A journey has many turns, many forks, and many stopping places. Yesterday as I watched Brad march ahead so confidently, nursing my own butterflies, I recalled other times when time grounded to a halt long enought to plant memories.

There are his laughing places.

Brad has comedic talent. He has unusually expansive sophisticated wit. He is a master at punning and innuendo, and loves slapstick. Each Saturday evening finds our household wound down for at least an hour for British humor on P.B.S.

It began at an early age. Long before he could talk, he amused his mother with high energy chuckles whenever she would rip a piece of paper. On one of his first visits to a shopping mall, still a toddler, he spotted a sign with bright red letters and began to laugh uncontrollably. Only when we moved him out of sight did he stop laughing. Passersby stopped to grin appreciatively. The secrets of his laughter would remain with him.

There are his silent places.

Brad has always been introspective; never more so than when we went driving. For hours, he would entertain himself by watching the landscape race by. Images would etch in his memory to be recalled at will. Silence became canvasses on which he would caricature life. Unusually gifted with artistic talent, Brad left a trail of scraps of paper or drawing pads filled with his interpretation of people and things. In each he managed to portray with wit. Not all his stopping places are places of silence. At all times, Brad is never at a loss for words.

There are his pauses.

As significant as his stopping places are his pauses. He pauses to tease the Muses. One such pause was to learn the proper way to hold a violin, to discover the narrow roadway on which the bow would see-saw, and to master the finger dances upon the strings whereby sounds would be turned into melodies. He came upon the symbol for ‘rest’ on the musical manuscript and took it too seriously. He put his violin to rest. He paused to fall in love with the guitar, and caressing it and strumming it until it yielded to his fingers, he set it aside. His excitement now is concentrated on his trumpet which he carries to school each day. His musical forays are reflective of his wide range of interests and gifts. Each of these pauses, in time, will become movements.

All journeys are marked by turns. Brad’s journey is no exception. His next big turn will probably be into teen-age land.

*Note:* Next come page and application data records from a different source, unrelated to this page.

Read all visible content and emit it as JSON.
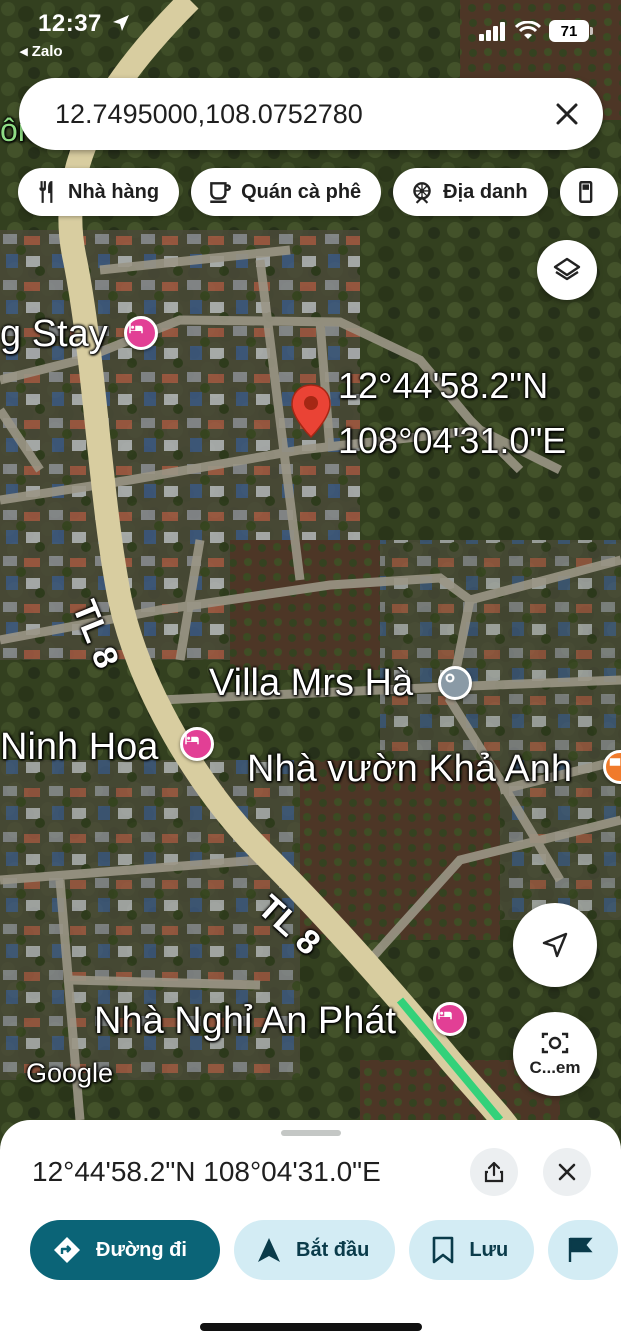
{
  "status": {
    "time": "12:37",
    "back_app": "◂ Zalo",
    "battery": "71"
  },
  "search": {
    "value": "12.7495000,108.0752780"
  },
  "chips": [
    {
      "label": "Nhà hàng",
      "icon": "restaurant-icon"
    },
    {
      "label": "Quán cà phê",
      "icon": "coffee-icon"
    },
    {
      "label": "Địa danh",
      "icon": "attraction-icon"
    },
    {
      "label": "",
      "icon": "gas-station-icon"
    }
  ],
  "map": {
    "pin_lat": "12°44'58.2\"N",
    "pin_lng": "108°04'31.0\"E",
    "labels": {
      "stay": "g Stay",
      "villa": "Villa Mrs Hà",
      "ninh_hoa": "Ninh Hoa",
      "nha_vuon": "Nhà vườn Khả Anh",
      "an_phat": "Nhà Nghỉ An Phát",
      "road_1": "TL 8",
      "road_2": "TL 8",
      "google": "Google",
      "edge": "ôn"
    },
    "camera_label": "C...em"
  },
  "sheet": {
    "title": "12°44'58.2\"N 108°04'31.0\"E",
    "actions": [
      {
        "label": "Đường đi"
      },
      {
        "label": "Bắt đầu"
      },
      {
        "label": "Lưu"
      }
    ]
  },
  "colors": {
    "accent": "#0b6477",
    "secondary_btn": "#d3ecf4",
    "pin_red": "#ea4335",
    "hotel_pink": "#e23f95"
  }
}
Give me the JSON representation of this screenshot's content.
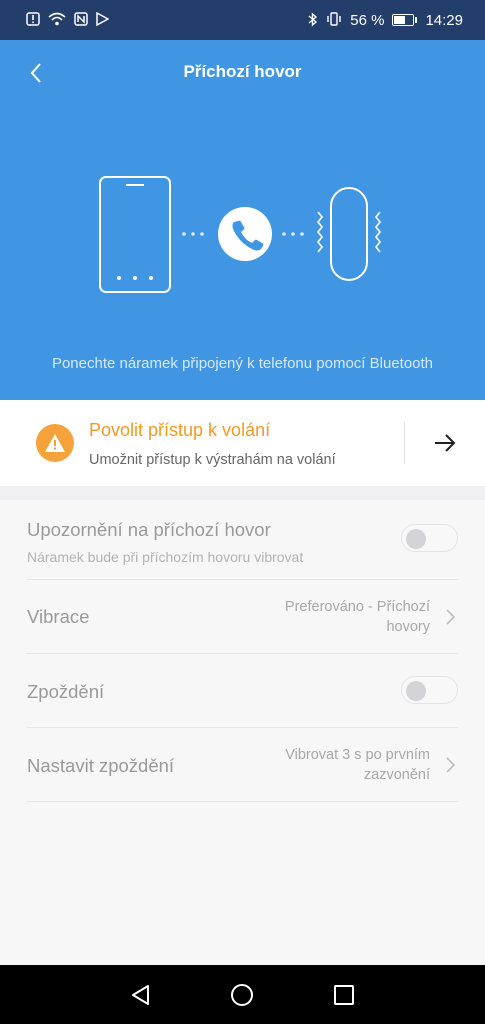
{
  "status_bar": {
    "battery_percent": "56 %",
    "time": "14:29",
    "left_icons": [
      "alert-icon",
      "wifi-icon",
      "nfc-icon",
      "play-store-icon"
    ],
    "right_icons": [
      "bluetooth-icon",
      "vibrate-icon",
      "battery-icon"
    ]
  },
  "header": {
    "title": "Příchozí hovor",
    "subtitle": "Ponechte náramek připojený k telefonu pomocí Bluetooth"
  },
  "permission": {
    "title": "Povolit přístup k volání",
    "subtitle": "Umožnit přístup k výstrahám na volání"
  },
  "settings": {
    "incoming_call": {
      "label": "Upozornění na příchozí hovor",
      "sub": "Náramek bude při příchozím hovoru vibrovat",
      "enabled": false
    },
    "vibration": {
      "label": "Vibrace",
      "value_line1": "Preferováno - Příchozí",
      "value_line2": "hovory"
    },
    "delay": {
      "label": "Zpoždění",
      "enabled": false
    },
    "set_delay": {
      "label": "Nastavit zpoždění",
      "value_line1": "Vibrovat 3 s po prvním",
      "value_line2": "zazvonění"
    }
  },
  "colors": {
    "status_bar": "#233e6a",
    "hero": "#4096e3",
    "warning": "#f19a26"
  }
}
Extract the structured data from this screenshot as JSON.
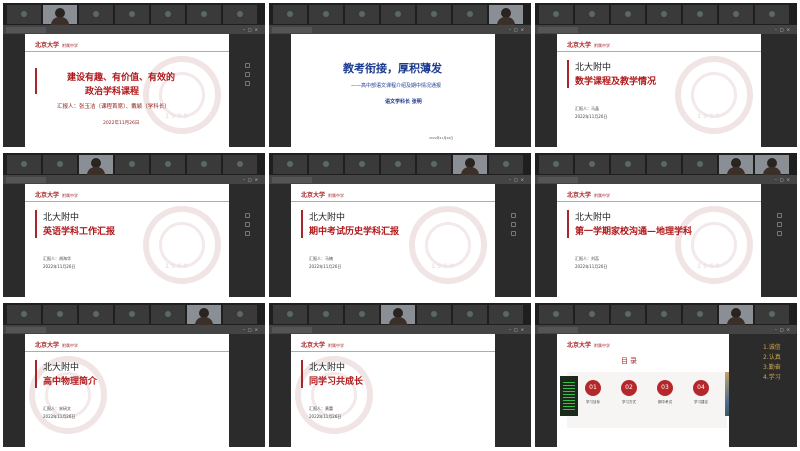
{
  "panels": [
    {
      "faces": [
        1
      ],
      "logo": "北京大学",
      "logo_sub": "附属中学",
      "title_lines": [
        "建设有趣、有价值、有效的",
        "政治学科课程"
      ],
      "reporter": "汇报人：张玉洁（课程首席）、戴颖（学科长）",
      "date": "2022年11月26日"
    },
    {
      "faces": [
        9
      ],
      "title": "教考衔接，厚积薄发",
      "subtitle": "——高中部语文课程介绍及期中情况通报",
      "author": "语文学科长  张明",
      "date": "2022年11月26日"
    },
    {
      "faces": [],
      "logo": "北京大学",
      "logo_sub": "附属中学",
      "school": "北大附中",
      "subject": "数学课程及教学情况",
      "reporter": "汇报人：马晶",
      "date": "2022年11月26日"
    },
    {
      "faces": [
        2
      ],
      "logo": "北京大学",
      "logo_sub": "附属中学",
      "school": "北大附中",
      "subject": "英语学科工作汇报",
      "reporter": "汇报人：胡海华",
      "date": "2022年11月26日"
    },
    {
      "faces": [
        9
      ],
      "logo": "北京大学",
      "logo_sub": "附属中学",
      "school": "北大附中",
      "subject": "期中考试历史学科汇报",
      "reporter": "汇报人：马楠",
      "date": "2022年11月26日"
    },
    {
      "faces": [
        9,
        10
      ],
      "logo": "北京大学",
      "logo_sub": "附属中学",
      "school": "北大附中",
      "subject": "第一学期家校沟通—地理学科",
      "reporter": "汇报人：刘蕊",
      "date": "2022年11月26日"
    },
    {
      "faces": [
        6
      ],
      "logo": "北京大学",
      "logo_sub": "附属中学",
      "school": "北大附中",
      "subject": "高中物理简介",
      "reporter": "汇报人：宋研文",
      "date": "2022年11月26日"
    },
    {
      "faces": [
        4
      ],
      "logo": "北京大学",
      "logo_sub": "附属中学",
      "school": "北大附中",
      "subject": "同学习共成长",
      "reporter": "汇报人：黄蕾",
      "date": "2022年11月26日"
    },
    {
      "faces": [
        7
      ],
      "logo": "北京大学",
      "logo_sub": "附属中学",
      "toc_title": "目录",
      "toc": [
        {
          "num": "01",
          "label": "学习目标"
        },
        {
          "num": "02",
          "label": "学习方式"
        },
        {
          "num": "03",
          "label": "期中考试"
        },
        {
          "num": "04",
          "label": "学习建议"
        }
      ],
      "list": [
        "1.诚信",
        "2.认真",
        "3.勤奋",
        "4.学习"
      ]
    }
  ],
  "seal_year": "1960",
  "colors": {
    "accent_red": "#a7262a",
    "title_red": "#b0191b",
    "blue": "#1b3b8f",
    "gold": "#d3a64a"
  }
}
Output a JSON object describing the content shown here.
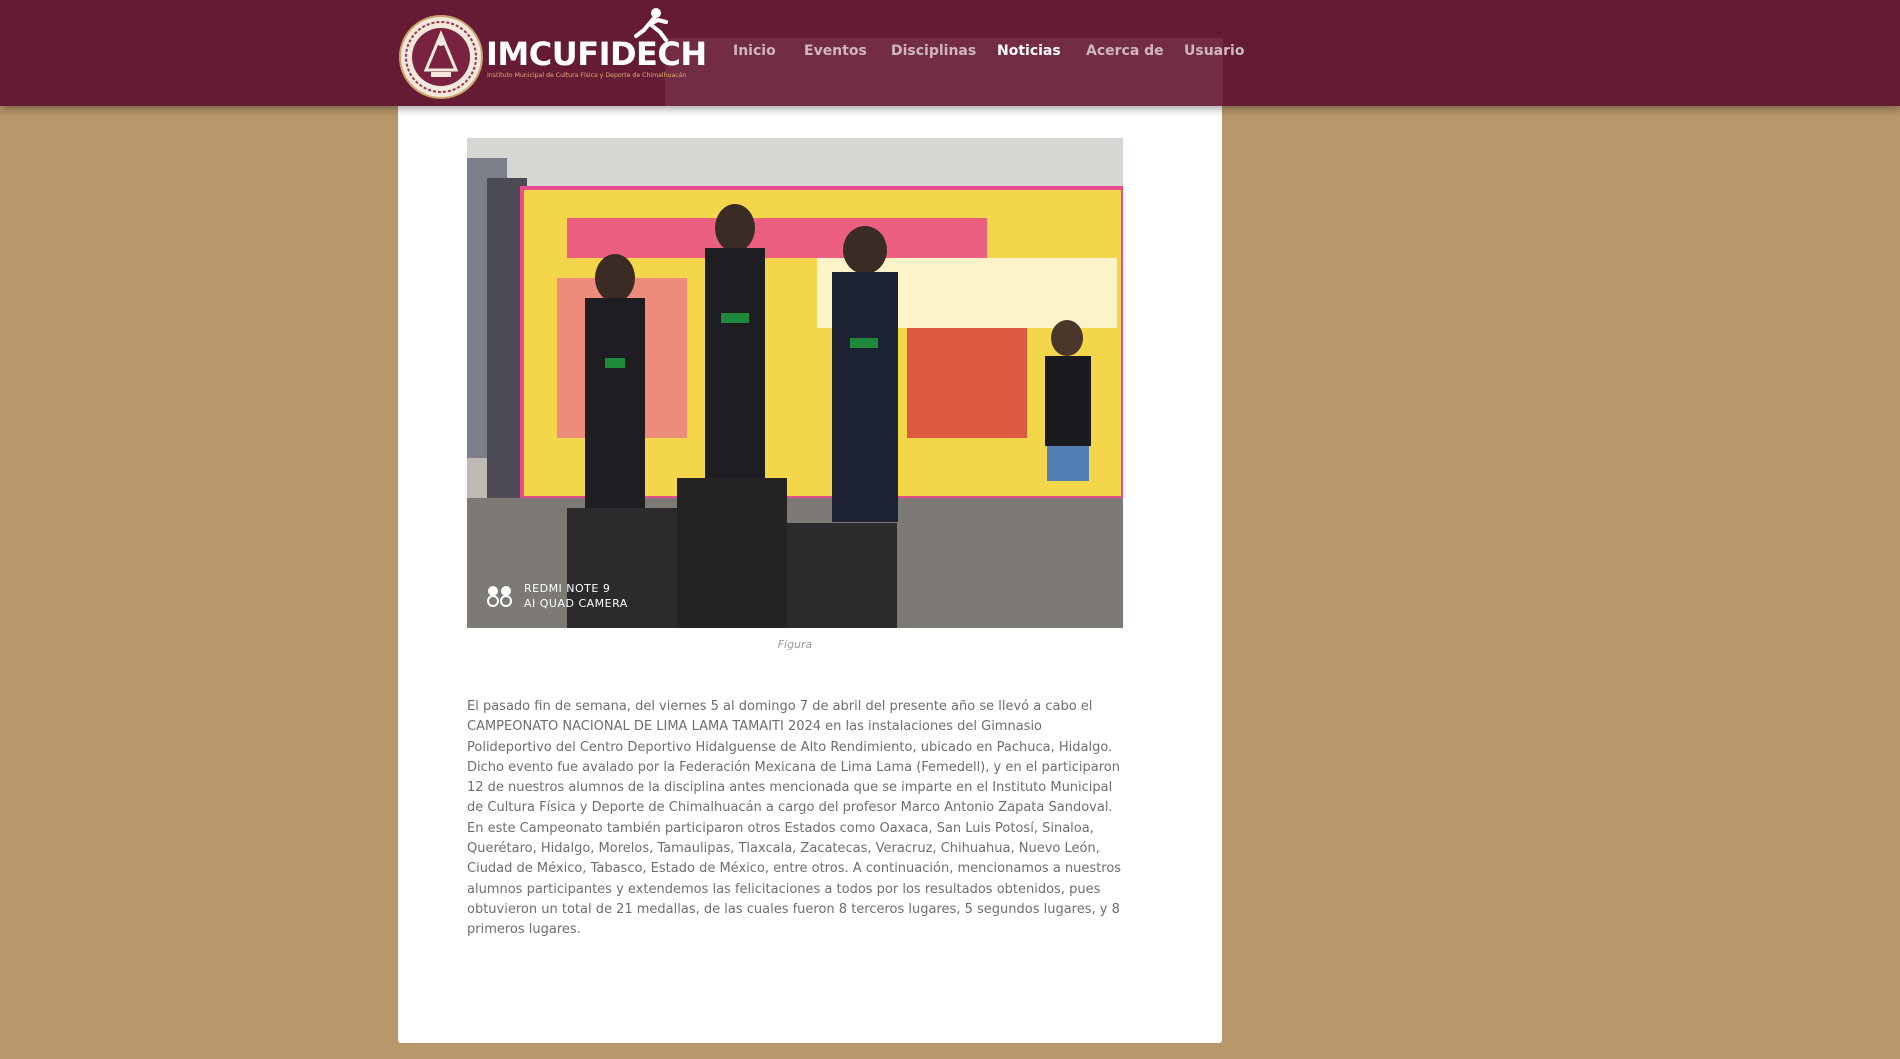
{
  "header": {
    "logo_text": "IMCUFIDECH",
    "logo_subtitle": "Instituto Municipal de Cultura Física y Deporte de Chimalhuacán",
    "nav": [
      "Inicio",
      "Eventos",
      "Disciplinas",
      "Noticias",
      "Acerca de",
      "Usuario"
    ],
    "active_nav": "Noticias"
  },
  "article": {
    "image_alt": "Figura",
    "image_watermark": [
      "REDMI NOTE 9",
      "AI QUAD CAMERA"
    ],
    "caption": "Figura",
    "body": "El pasado fin de semana, del viernes 5 al domingo 7 de abril del presente año se llevó a cabo el CAMPEONATO NACIONAL DE LIMA LAMA TAMAITI 2024 en las instalaciones del Gimnasio Polideportivo del Centro Deportivo Hidalguense de Alto Rendimiento, ubicado en Pachuca, Hidalgo. Dicho evento fue avalado por la Federación Mexicana de Lima Lama (Femedell), y en el participaron 12 de nuestros alumnos de la disciplina antes mencionada que se imparte en el Instituto Municipal de Cultura Física y Deporte de Chimalhuacán a cargo del profesor Marco Antonio Zapata Sandoval. En este Campeonato también participaron otros Estados como Oaxaca, San Luis Potosí, Sinaloa, Querétaro, Hidalgo, Morelos, Tamaulipas, Tlaxcala, Zacatecas, Veracruz, Chihuahua, Nuevo León, Ciudad de México, Tabasco, Estado de México, entre otros. A continuación, mencionamos a nuestros alumnos participantes y extendemos las felicitaciones a todos por los resultados obtenidos, pues obtuvieron un total de 21 medallas, de las cuales fueron 8 terceros lugares, 5 segundos lugares, y 8 primeros lugares."
  },
  "colors": {
    "header_bg": "#661b35",
    "page_bg": "#b8976a",
    "card_bg": "#ffffff",
    "nav_active": "#ffffff",
    "nav_inactive": "#cfb6c0",
    "text": "#6e6e6e"
  }
}
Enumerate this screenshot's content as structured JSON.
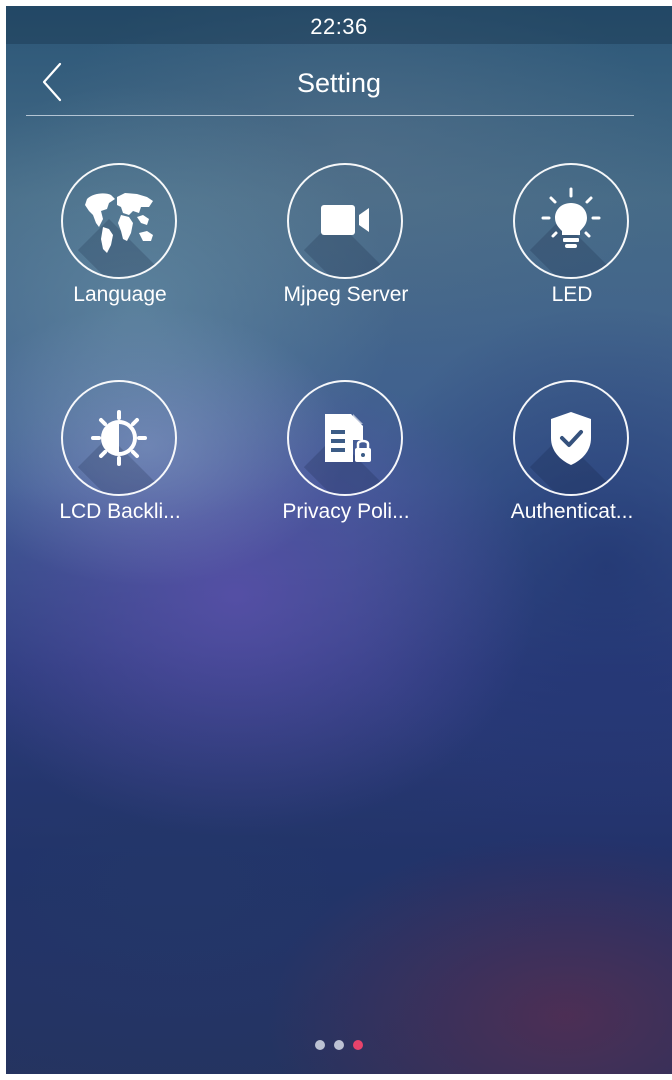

That turn is not very far ahead, and with the rapidity by which his childhood has flown by, it will be even sooner.

Sunday morning was a reminder that Brad’s childhood is fading and young manhood is approaching. It was made more clear later in the day at a Cotillion at the Country Club. There, he ushered young ladies to their seats, offering them his arm, and later whirled them about on the ballroom dance floor.

The choked-up feeling at church was for me. Pride in who Brad is; poignancy for the disappearing of his childhood dependencies; and excitement about the person he is destined to become. All of this is too much to handle at once, and so, I content myself, for the moment, to burst with pride at the cherubic face of an acolyte on his way to light a candle.